WHAT IS EXPECTED:
Tell how many lines of the material below hold "法華総持院". The reply is that number alone.
DATA FOR PROCESSING START
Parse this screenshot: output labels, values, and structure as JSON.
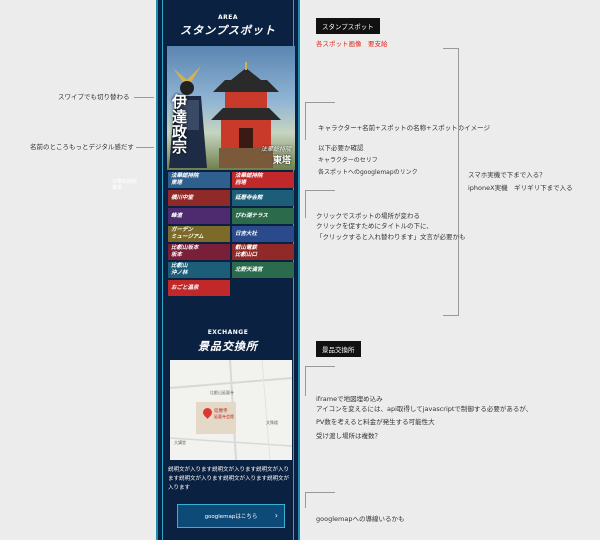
{
  "left_notes": {
    "swipe": "スワイプでも切り替わる",
    "name_more": "名前のところもっとデジタル感だす"
  },
  "phone": {
    "area": {
      "sub": "AREA",
      "title": "スタンプスポット"
    },
    "hero": {
      "character": "伊達政宗",
      "spot_sub": "法華総持院",
      "spot_title": "東塔"
    },
    "spots": [
      {
        "a": "法華総持院",
        "b": "東塔",
        "color": "#2f5f8c"
      },
      {
        "a": "法華総持院",
        "b": "西塔",
        "color": "#c0282a"
      },
      {
        "a": "横川中堂",
        "b": "",
        "color": "#8f2a28"
      },
      {
        "a": "延暦寺会館",
        "b": "",
        "color": "#1c5d78"
      },
      {
        "a": "峰道",
        "b": "",
        "color": "#4e2a6f"
      },
      {
        "a": "びわ湖テラス",
        "b": "",
        "color": "#2b6b4c"
      },
      {
        "a": "ガーデン",
        "b": "ミュージアム",
        "color": "#7b6a28"
      },
      {
        "a": "日吉大社",
        "b": "",
        "color": "#2a4a8c"
      },
      {
        "a": "比叡山坂本",
        "b": "坂本",
        "color": "#7a1f3a"
      },
      {
        "a": "叡山電鉄",
        "b": "比叡山口",
        "color": "#8f2a28"
      },
      {
        "a": "比叡山",
        "b": "沖ノ林",
        "color": "#1c5d78"
      },
      {
        "a": "北野天満宮",
        "b": "",
        "color": "#2b6b4c"
      },
      {
        "a": "おごと温泉",
        "b": "",
        "color": "#c0282a"
      }
    ],
    "exchange": {
      "sub": "EXCHANGE",
      "title": "景品交換所"
    },
    "map": {
      "place": "延暦寺",
      "place_sub": "延暦寺会館",
      "label1": "比叡山延暦寺",
      "label2": "大講堂",
      "label3": "文殊楼"
    },
    "desc": "説明文が入ります説明文が入ります説明文が入ります説明文が入ります説明文が入ります説明文が入ります",
    "button": "googlemapはこちら",
    "overlay_small": "法華総持院\n東塔"
  },
  "right_notes": {
    "stamp_label": "スタンプスポット",
    "image_req": "各スポット画像　要支給",
    "hero_note": "キャラクター+名前+スポットの名称+スポットのイメージ",
    "confirm": "以下必要か確認",
    "serif": "キャラクターのセリフ",
    "gmap_link": "各スポットへのgooglemapのリンク",
    "scroll1": "スマホ実機で下まで入る？",
    "scroll2": "iphoneX実機　ギリギリ下まで入る",
    "click1": "クリックでスポットの場所が変わる",
    "click2": "クリックを促すためにタイトルの下に、",
    "click3": "「クリックすると入れ替わります」文言が必要かも",
    "exchange_label": "景品交換所",
    "iframe1": "iframeで地図埋め込み",
    "iframe2": "アイコンを変えるには、api取得してjavascriptで制御する必要があるが、",
    "iframe3": "PV数を考えると料金が発生する可能性大",
    "iframe4": "受け渡し場所は複数？",
    "gmap_nav": "googlemapへの導線いるかも"
  }
}
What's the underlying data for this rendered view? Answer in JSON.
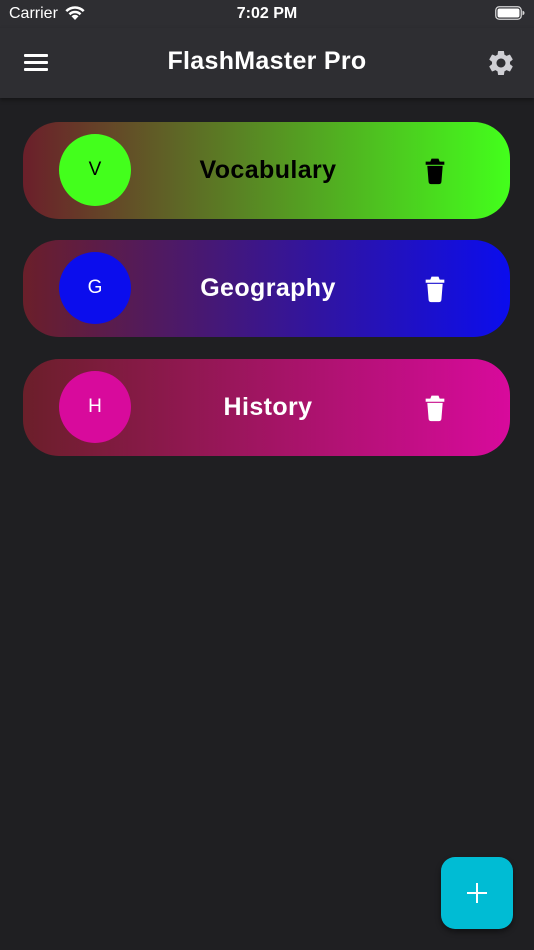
{
  "status_bar": {
    "carrier": "Carrier",
    "time": "7:02 PM"
  },
  "app_bar": {
    "title": "FlashMaster Pro"
  },
  "decks": [
    {
      "name": "Vocabulary",
      "initial": "V",
      "color": "#43ff1c",
      "text_color": "#000000"
    },
    {
      "name": "Geography",
      "initial": "G",
      "color": "#0b0ded",
      "text_color": "#ffffff"
    },
    {
      "name": "History",
      "initial": "H",
      "color": "#d80a9c",
      "text_color": "#ffffff"
    }
  ],
  "icons": {
    "menu": "hamburger-menu-icon",
    "settings": "gear-icon",
    "delete": "trash-icon",
    "add": "plus-icon"
  },
  "colors": {
    "background": "#1f1f22",
    "app_bar": "#2e2e32",
    "fab": "#00bcd4",
    "card_start": "#6b1f2a"
  }
}
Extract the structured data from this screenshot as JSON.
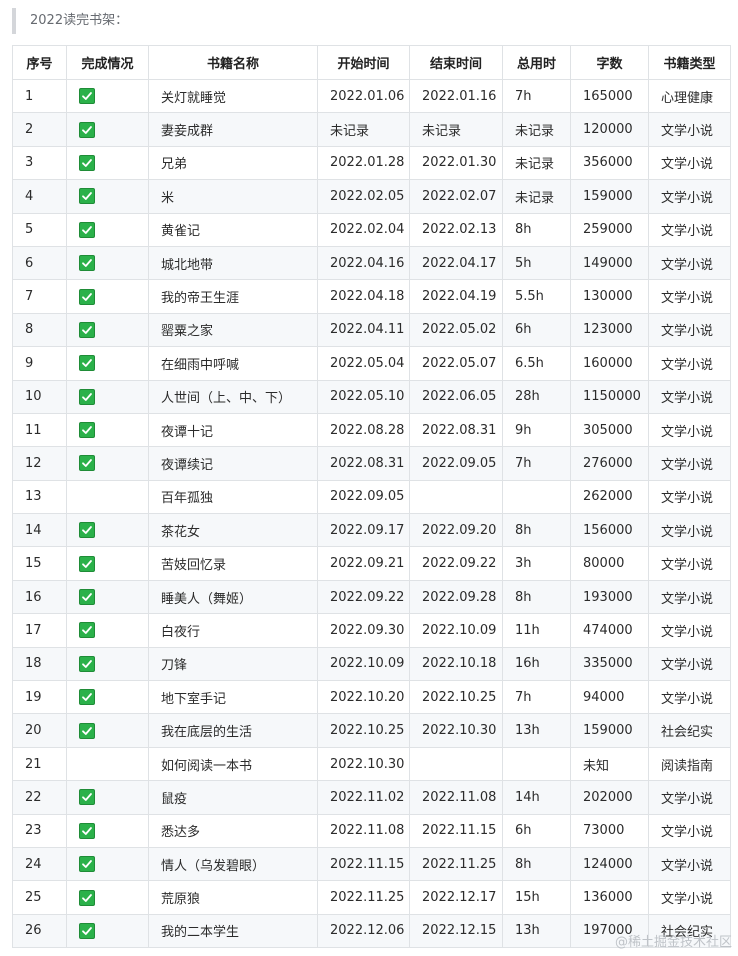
{
  "heading": "2022读完书架：",
  "columns": [
    "序号",
    "完成情况",
    "书籍名称",
    "开始时间",
    "结束时间",
    "总用时",
    "字数",
    "书籍类型"
  ],
  "rows": [
    {
      "no": "1",
      "done": true,
      "title": "关灯就睡觉",
      "start": "2022.01.06",
      "end": "2022.01.16",
      "time": "7h",
      "words": "165000",
      "type": "心理健康"
    },
    {
      "no": "2",
      "done": true,
      "title": "妻妾成群",
      "start": "未记录",
      "end": "未记录",
      "time": "未记录",
      "words": "120000",
      "type": "文学小说"
    },
    {
      "no": "3",
      "done": true,
      "title": "兄弟",
      "start": "2022.01.28",
      "end": "2022.01.30",
      "time": "未记录",
      "words": "356000",
      "type": "文学小说"
    },
    {
      "no": "4",
      "done": true,
      "title": "米",
      "start": "2022.02.05",
      "end": "2022.02.07",
      "time": "未记录",
      "words": "159000",
      "type": "文学小说"
    },
    {
      "no": "5",
      "done": true,
      "title": "黄雀记",
      "start": "2022.02.04",
      "end": "2022.02.13",
      "time": "8h",
      "words": "259000",
      "type": "文学小说"
    },
    {
      "no": "6",
      "done": true,
      "title": "城北地带",
      "start": "2022.04.16",
      "end": "2022.04.17",
      "time": "5h",
      "words": "149000",
      "type": "文学小说"
    },
    {
      "no": "7",
      "done": true,
      "title": "我的帝王生涯",
      "start": "2022.04.18",
      "end": "2022.04.19",
      "time": "5.5h",
      "words": "130000",
      "type": "文学小说"
    },
    {
      "no": "8",
      "done": true,
      "title": "罂粟之家",
      "start": "2022.04.11",
      "end": "2022.05.02",
      "time": "6h",
      "words": "123000",
      "type": "文学小说"
    },
    {
      "no": "9",
      "done": true,
      "title": "在细雨中呼喊",
      "start": "2022.05.04",
      "end": "2022.05.07",
      "time": "6.5h",
      "words": "160000",
      "type": "文学小说"
    },
    {
      "no": "10",
      "done": true,
      "title": "人世间（上、中、下）",
      "start": "2022.05.10",
      "end": "2022.06.05",
      "time": "28h",
      "words": "1150000",
      "type": "文学小说"
    },
    {
      "no": "11",
      "done": true,
      "title": "夜谭十记",
      "start": "2022.08.28",
      "end": "2022.08.31",
      "time": "9h",
      "words": "305000",
      "type": "文学小说"
    },
    {
      "no": "12",
      "done": true,
      "title": "夜谭续记",
      "start": "2022.08.31",
      "end": "2022.09.05",
      "time": "7h",
      "words": "276000",
      "type": "文学小说"
    },
    {
      "no": "13",
      "done": false,
      "title": "百年孤独",
      "start": "2022.09.05",
      "end": "",
      "time": "",
      "words": "262000",
      "type": "文学小说"
    },
    {
      "no": "14",
      "done": true,
      "title": "茶花女",
      "start": "2022.09.17",
      "end": "2022.09.20",
      "time": "8h",
      "words": "156000",
      "type": "文学小说"
    },
    {
      "no": "15",
      "done": true,
      "title": "苦妓回忆录",
      "start": "2022.09.21",
      "end": "2022.09.22",
      "time": "3h",
      "words": "80000",
      "type": "文学小说"
    },
    {
      "no": "16",
      "done": true,
      "title": "睡美人（舞姬）",
      "start": "2022.09.22",
      "end": "2022.09.28",
      "time": "8h",
      "words": "193000",
      "type": "文学小说"
    },
    {
      "no": "17",
      "done": true,
      "title": "白夜行",
      "start": "2022.09.30",
      "end": "2022.10.09",
      "time": "11h",
      "words": "474000",
      "type": "文学小说"
    },
    {
      "no": "18",
      "done": true,
      "title": "刀锋",
      "start": "2022.10.09",
      "end": "2022.10.18",
      "time": "16h",
      "words": "335000",
      "type": "文学小说"
    },
    {
      "no": "19",
      "done": true,
      "title": "地下室手记",
      "start": "2022.10.20",
      "end": "2022.10.25",
      "time": "7h",
      "words": "94000",
      "type": "文学小说"
    },
    {
      "no": "20",
      "done": true,
      "title": "我在底层的生活",
      "start": "2022.10.25",
      "end": "2022.10.30",
      "time": "13h",
      "words": "159000",
      "type": "社会纪实"
    },
    {
      "no": "21",
      "done": false,
      "title": "如何阅读一本书",
      "start": "2022.10.30",
      "end": "",
      "time": "",
      "words": "未知",
      "type": "阅读指南"
    },
    {
      "no": "22",
      "done": true,
      "title": "鼠疫",
      "start": "2022.11.02",
      "end": "2022.11.08",
      "time": "14h",
      "words": "202000",
      "type": "文学小说"
    },
    {
      "no": "23",
      "done": true,
      "title": "悉达多",
      "start": "2022.11.08",
      "end": "2022.11.15",
      "time": "6h",
      "words": "73000",
      "type": "文学小说"
    },
    {
      "no": "24",
      "done": true,
      "title": "情人（乌发碧眼）",
      "start": "2022.11.15",
      "end": "2022.11.25",
      "time": "8h",
      "words": "124000",
      "type": "文学小说"
    },
    {
      "no": "25",
      "done": true,
      "title": "荒原狼",
      "start": "2022.11.25",
      "end": "2022.12.17",
      "time": "15h",
      "words": "136000",
      "type": "文学小说"
    },
    {
      "no": "26",
      "done": true,
      "title": "我的二本学生",
      "start": "2022.12.06",
      "end": "2022.12.15",
      "time": "13h",
      "words": "197000",
      "type": "社会纪实"
    }
  ],
  "icons": {
    "done": "check-box-icon"
  },
  "colors": {
    "check": "#2bb14a",
    "stripe": "#f6f8fa",
    "border": "#dfe2e5"
  },
  "watermark": "@稀土掘金技术社区"
}
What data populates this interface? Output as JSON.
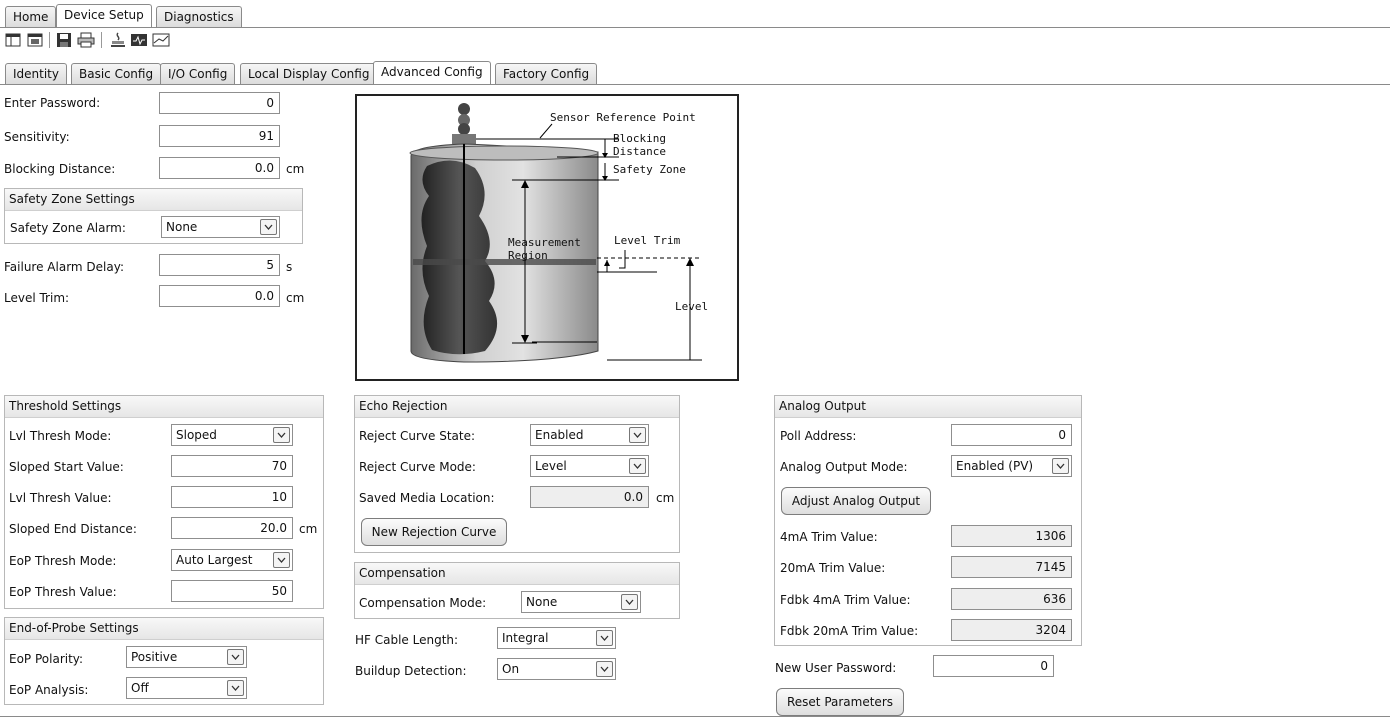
{
  "top_tabs": [
    "Home",
    "Device Setup",
    "Diagnostics"
  ],
  "sub_tabs": [
    "Identity",
    "Basic Config",
    "I/O Config",
    "Local Display Config",
    "Advanced Config",
    "Factory Config"
  ],
  "toolbar_icons": [
    "window-icon",
    "panel-icon",
    "save-icon",
    "print-icon",
    "connect-icon",
    "monitor-icon",
    "trend-icon"
  ],
  "fields": {
    "password": {
      "label": "Enter Password:",
      "value": "0"
    },
    "sensitivity": {
      "label": "Sensitivity:",
      "value": "91"
    },
    "blocking": {
      "label": "Blocking Distance:",
      "value": "0.0",
      "unit": "cm"
    },
    "safety_group": "Safety Zone Settings",
    "safety_alarm": {
      "label": "Safety Zone Alarm:",
      "value": "None"
    },
    "failure_delay": {
      "label": "Failure Alarm Delay:",
      "value": "5",
      "unit": "s"
    },
    "level_trim": {
      "label": "Level Trim:",
      "value": "0.0",
      "unit": "cm"
    }
  },
  "diagram": {
    "sensor_ref": "Sensor Reference Point",
    "blocking1": "Blocking",
    "blocking2": "Distance",
    "safety": "Safety Zone",
    "meas1": "Measurement",
    "meas2": "Region",
    "trim": "Level Trim",
    "level": "Level"
  },
  "threshold": {
    "title": "Threshold Settings",
    "mode": {
      "label": "Lvl Thresh Mode:",
      "value": "Sloped"
    },
    "start": {
      "label": "Sloped Start Value:",
      "value": "70"
    },
    "value": {
      "label": "Lvl Thresh Value:",
      "value": "10"
    },
    "end": {
      "label": "Sloped End Distance:",
      "value": "20.0",
      "unit": "cm"
    },
    "eop_mode": {
      "label": "EoP Thresh Mode:",
      "value": "Auto Largest"
    },
    "eop_value": {
      "label": "EoP Thresh Value:",
      "value": "50"
    }
  },
  "eop": {
    "title": "End-of-Probe Settings",
    "polarity": {
      "label": "EoP Polarity:",
      "value": "Positive"
    },
    "analysis": {
      "label": "EoP Analysis:",
      "value": "Off"
    }
  },
  "echo": {
    "title": "Echo Rejection",
    "state": {
      "label": "Reject Curve State:",
      "value": "Enabled"
    },
    "mode": {
      "label": "Reject Curve Mode:",
      "value": "Level"
    },
    "saved": {
      "label": "Saved Media Location:",
      "value": "0.0",
      "unit": "cm"
    },
    "button": "New Rejection Curve"
  },
  "compensation": {
    "title": "Compensation",
    "mode": {
      "label": "Compensation Mode:",
      "value": "None"
    }
  },
  "hf_cable": {
    "label": "HF Cable Length:",
    "value": "Integral"
  },
  "buildup": {
    "label": "Buildup Detection:",
    "value": "On"
  },
  "analog": {
    "title": "Analog Output",
    "poll": {
      "label": "Poll Address:",
      "value": "0"
    },
    "mode": {
      "label": "Analog Output Mode:",
      "value": "Enabled (PV)"
    },
    "adjust": "Adjust Analog Output",
    "trim4": {
      "label": "4mA Trim Value:",
      "value": "1306"
    },
    "trim20": {
      "label": "20mA Trim Value:",
      "value": "7145"
    },
    "fb4": {
      "label": "Fdbk 4mA Trim Value:",
      "value": "636"
    },
    "fb20": {
      "label": "Fdbk 20mA Trim Value:",
      "value": "3204"
    }
  },
  "new_password": {
    "label": "New User Password:",
    "value": "0"
  },
  "reset": "Reset Parameters"
}
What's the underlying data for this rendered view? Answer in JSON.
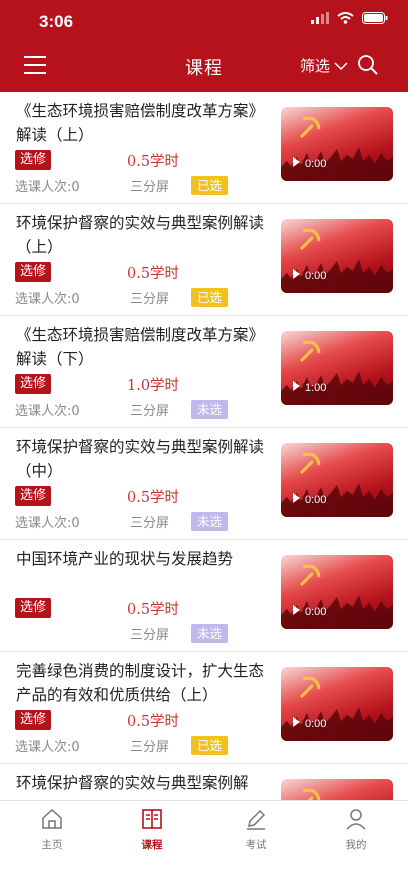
{
  "status": {
    "time": "3:06"
  },
  "nav": {
    "title": "课程",
    "filter_label": "筛选"
  },
  "courses": [
    {
      "title": "《生态环境损害赔偿制度改革方案》解读（上）",
      "tag": "选修",
      "hours": "0.5学时",
      "count": "选课人次:0",
      "screen": "三分屏",
      "state": "已选",
      "duration": "0:00"
    },
    {
      "title": "环境保护督察的实效与典型案例解读（上）",
      "tag": "选修",
      "hours": "0.5学时",
      "count": "选课人次:0",
      "screen": "三分屏",
      "state": "已选",
      "duration": "0:00"
    },
    {
      "title": "《生态环境损害赔偿制度改革方案》解读（下）",
      "tag": "选修",
      "hours": "1.0学时",
      "count": "选课人次:0",
      "screen": "三分屏",
      "state": "未选",
      "duration": "1:00"
    },
    {
      "title": "环境保护督察的实效与典型案例解读（中）",
      "tag": "选修",
      "hours": "0.5学时",
      "count": "选课人次:0",
      "screen": "三分屏",
      "state": "未选",
      "duration": "0:00"
    },
    {
      "title": "中国环境产业的现状与发展趋势",
      "tag": "选修",
      "hours": "0.5学时",
      "count": "",
      "screen": "三分屏",
      "state": "未选",
      "duration": "0:00"
    },
    {
      "title": "完善绿色消费的制度设计，扩大生态产品的有效和优质供给（上）",
      "tag": "选修",
      "hours": "0.5学时",
      "count": "选课人次:0",
      "screen": "三分屏",
      "state": "已选",
      "duration": "0:00"
    },
    {
      "title": "环境保护督察的实效与典型案例解",
      "tag": "",
      "hours": "",
      "count": "",
      "screen": "",
      "state": "",
      "duration": ""
    }
  ],
  "tabs": [
    {
      "label": "主页",
      "icon": "home-icon"
    },
    {
      "label": "课程",
      "icon": "book-icon"
    },
    {
      "label": "考试",
      "icon": "pen-icon"
    },
    {
      "label": "我的",
      "icon": "user-icon"
    }
  ],
  "colors": {
    "brand": "#b5121b",
    "selected": "#f1c21b",
    "unselected": "#c3b8ec"
  }
}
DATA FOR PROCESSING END
YOUR RESPONSE:
4